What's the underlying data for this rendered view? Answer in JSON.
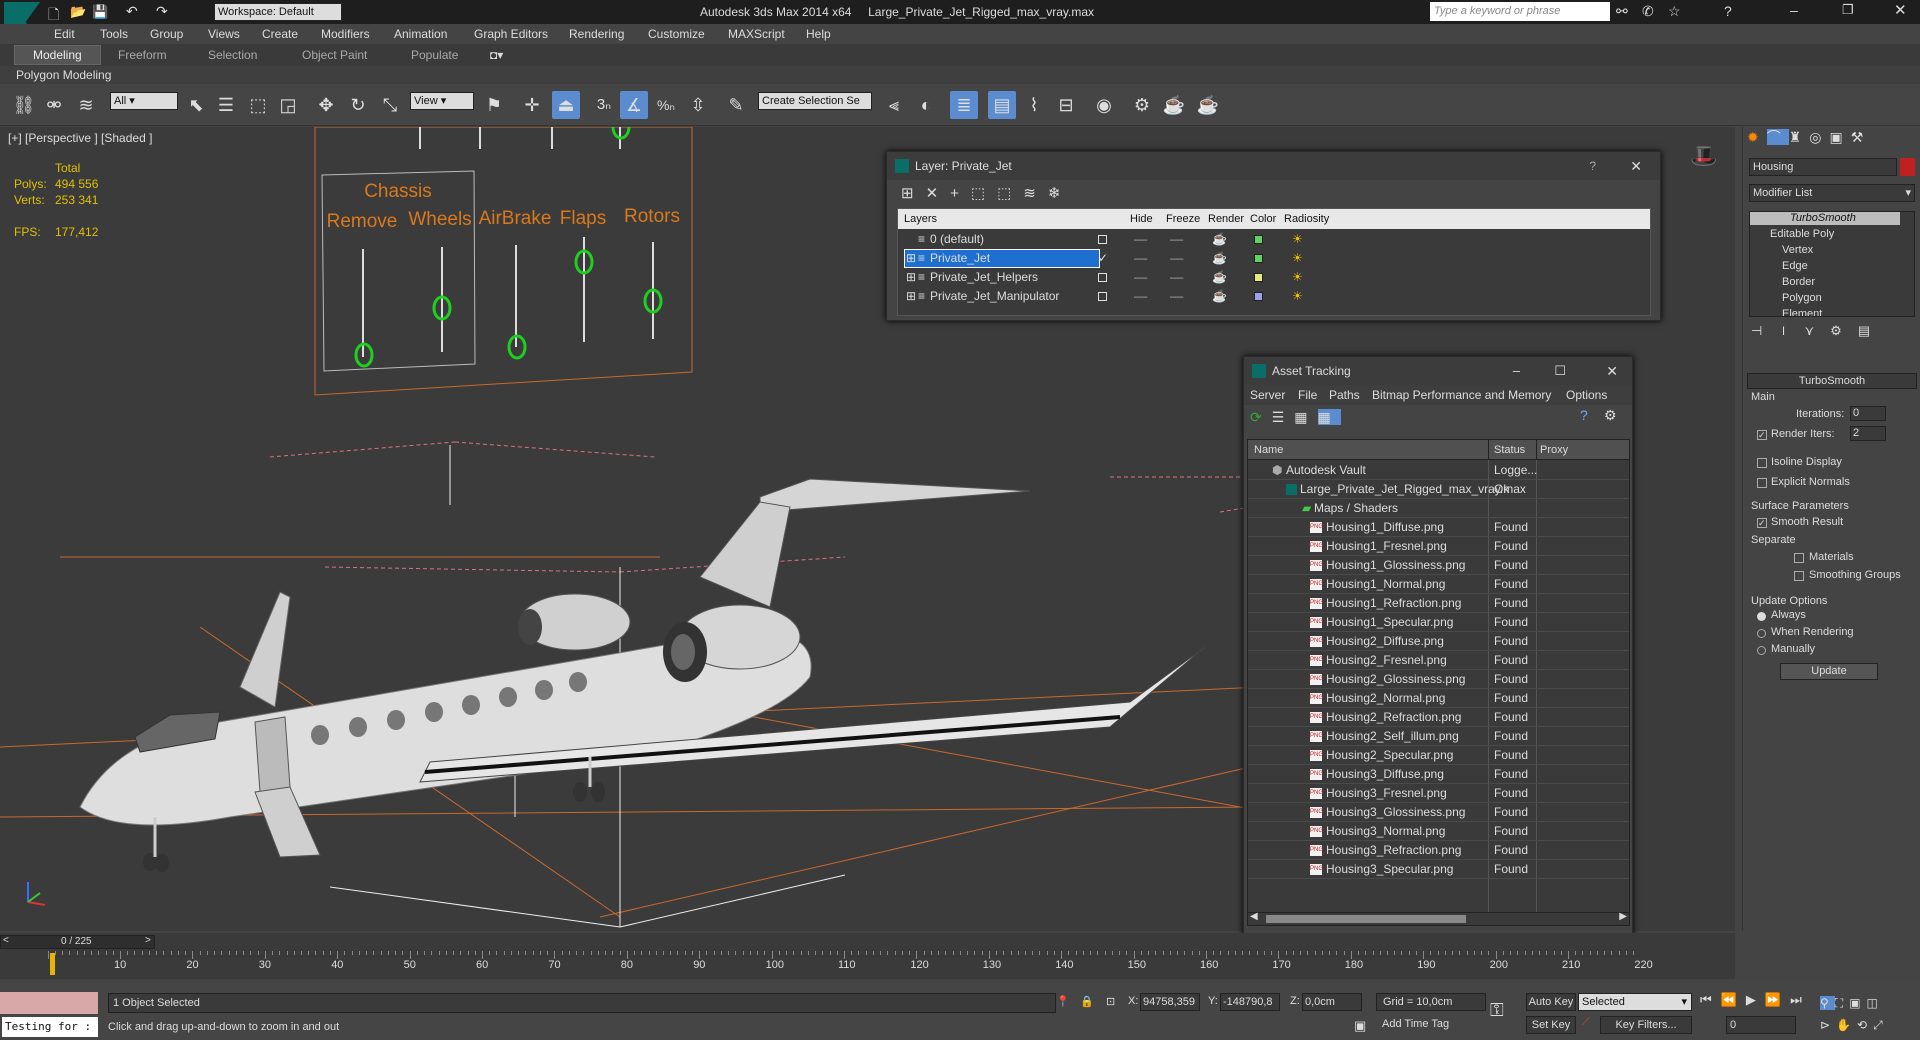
{
  "window": {
    "title": "Autodesk 3ds Max  2014 x64",
    "filename": "Large_Private_Jet_Rigged_max_vray.max",
    "workspace": "Workspace: Default",
    "search_placeholder": "Type a keyword or phrase"
  },
  "menu": [
    "Edit",
    "Tools",
    "Group",
    "Views",
    "Create",
    "Modifiers",
    "Animation",
    "Graph Editors",
    "Rendering",
    "Customize",
    "MAXScript",
    "Help"
  ],
  "ribbon": {
    "tabs": [
      "Modeling",
      "Freeform",
      "Selection",
      "Object Paint",
      "Populate"
    ],
    "subtab": "Polygon Modeling"
  },
  "toolbar": {
    "filter": "All",
    "refcoord": "View",
    "selection_set": "Create Selection Se"
  },
  "viewport": {
    "label": "[+] [Perspective ] [Shaded ]",
    "stats": {
      "total_label": "Total",
      "polys_label": "Polys:",
      "polys": "494 556",
      "verts_label": "Verts:",
      "verts": "253 341",
      "fps_label": "FPS:",
      "fps": "177,412"
    },
    "rig_labels": {
      "chassis": "Chassis",
      "remove": "Remove",
      "wheels": "Wheels",
      "airbrake": "AirBrake",
      "flaps": "Flaps",
      "rotors": "Rotors"
    }
  },
  "layer_dialog": {
    "title": "Layer: Private_Jet",
    "columns": [
      "Layers",
      "Hide",
      "Freeze",
      "Render",
      "Color",
      "Radiosity"
    ],
    "layers": [
      {
        "name": "0 (default)",
        "color": "#5fd35f",
        "selected": false
      },
      {
        "name": "Private_Jet",
        "color": "#5fd35f",
        "selected": true
      },
      {
        "name": "Private_Jet_Helpers",
        "color": "#e8e87a",
        "selected": false
      },
      {
        "name": "Private_Jet_Manipulator",
        "color": "#a0a0e8",
        "selected": false
      }
    ]
  },
  "asset_tracking": {
    "title": "Asset Tracking",
    "menu": [
      "Server",
      "File",
      "Paths",
      "Bitmap Performance and Memory",
      "Options"
    ],
    "columns": [
      "Name",
      "Status",
      "Proxy"
    ],
    "vault": {
      "name": "Autodesk Vault",
      "status": "Logge..."
    },
    "file": {
      "name": "Large_Private_Jet_Rigged_max_vray.max",
      "status": "Ok"
    },
    "maps_group": "Maps / Shaders",
    "maps": [
      {
        "name": "Housing1_Diffuse.png",
        "status": "Found"
      },
      {
        "name": "Housing1_Fresnel.png",
        "status": "Found"
      },
      {
        "name": "Housing1_Glossiness.png",
        "status": "Found"
      },
      {
        "name": "Housing1_Normal.png",
        "status": "Found"
      },
      {
        "name": "Housing1_Refraction.png",
        "status": "Found"
      },
      {
        "name": "Housing1_Specular.png",
        "status": "Found"
      },
      {
        "name": "Housing2_Diffuse.png",
        "status": "Found"
      },
      {
        "name": "Housing2_Fresnel.png",
        "status": "Found"
      },
      {
        "name": "Housing2_Glossiness.png",
        "status": "Found"
      },
      {
        "name": "Housing2_Normal.png",
        "status": "Found"
      },
      {
        "name": "Housing2_Refraction.png",
        "status": "Found"
      },
      {
        "name": "Housing2_Self_illum.png",
        "status": "Found"
      },
      {
        "name": "Housing2_Specular.png",
        "status": "Found"
      },
      {
        "name": "Housing3_Diffuse.png",
        "status": "Found"
      },
      {
        "name": "Housing3_Fresnel.png",
        "status": "Found"
      },
      {
        "name": "Housing3_Glossiness.png",
        "status": "Found"
      },
      {
        "name": "Housing3_Normal.png",
        "status": "Found"
      },
      {
        "name": "Housing3_Refraction.png",
        "status": "Found"
      },
      {
        "name": "Housing3_Specular.png",
        "status": "Found"
      }
    ],
    "png_badge": "PNG"
  },
  "command_panel": {
    "object_name": "Housing",
    "modifier_list": "Modifier List",
    "stack": [
      "TurboSmooth",
      "Editable Poly",
      "Vertex",
      "Edge",
      "Border",
      "Polygon",
      "Element"
    ],
    "rollout_title": "TurboSmooth",
    "main_label": "Main",
    "iterations_label": "Iterations:",
    "iterations": "0",
    "render_iters_label": "Render Iters:",
    "render_iters": "2",
    "isoline": "Isoline Display",
    "explicit_normals": "Explicit Normals",
    "surface_params": "Surface Parameters",
    "smooth_result": "Smooth Result",
    "separate": "Separate",
    "materials": "Materials",
    "smoothing_groups": "Smoothing Groups",
    "update_options": "Update Options",
    "always": "Always",
    "when_rendering": "When Rendering",
    "manually": "Manually",
    "update_button": "Update"
  },
  "timeline": {
    "frame": "0 / 225",
    "ticks": [
      "10",
      "20",
      "30",
      "40",
      "50",
      "60",
      "70",
      "80",
      "90",
      "100",
      "110",
      "120",
      "130",
      "140",
      "150",
      "160",
      "170",
      "180",
      "190",
      "200",
      "210",
      "220"
    ],
    "prev": "<",
    "next": ">"
  },
  "status": {
    "script_box": "Testing for :",
    "selected": "1 Object Selected",
    "prompt": "Click and drag up-and-down to zoom in and out",
    "x_label": "X:",
    "x": "94758,359",
    "y_label": "Y:",
    "y": "-148790,8",
    "z_label": "Z:",
    "z": "0,0cm",
    "grid": "Grid = 10,0cm",
    "add_time_tag": "Add Time Tag",
    "auto_key": "Auto Key",
    "set_key": "Set Key",
    "key_mode": "Selected",
    "key_filters": "Key Filters...",
    "frame_field": "0"
  }
}
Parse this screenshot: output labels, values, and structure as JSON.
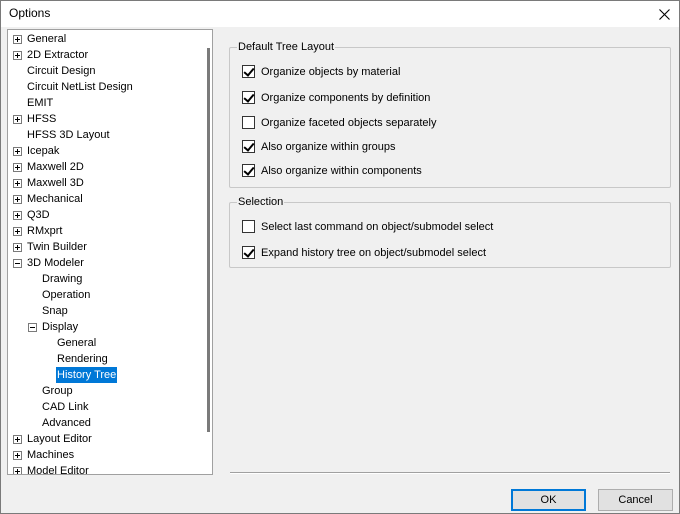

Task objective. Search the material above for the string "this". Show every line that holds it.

Exercise response.
What's the underlying data for this rendered view? Answer in JSON.
Parse this screenshot: output labels, values, and structure as JSON.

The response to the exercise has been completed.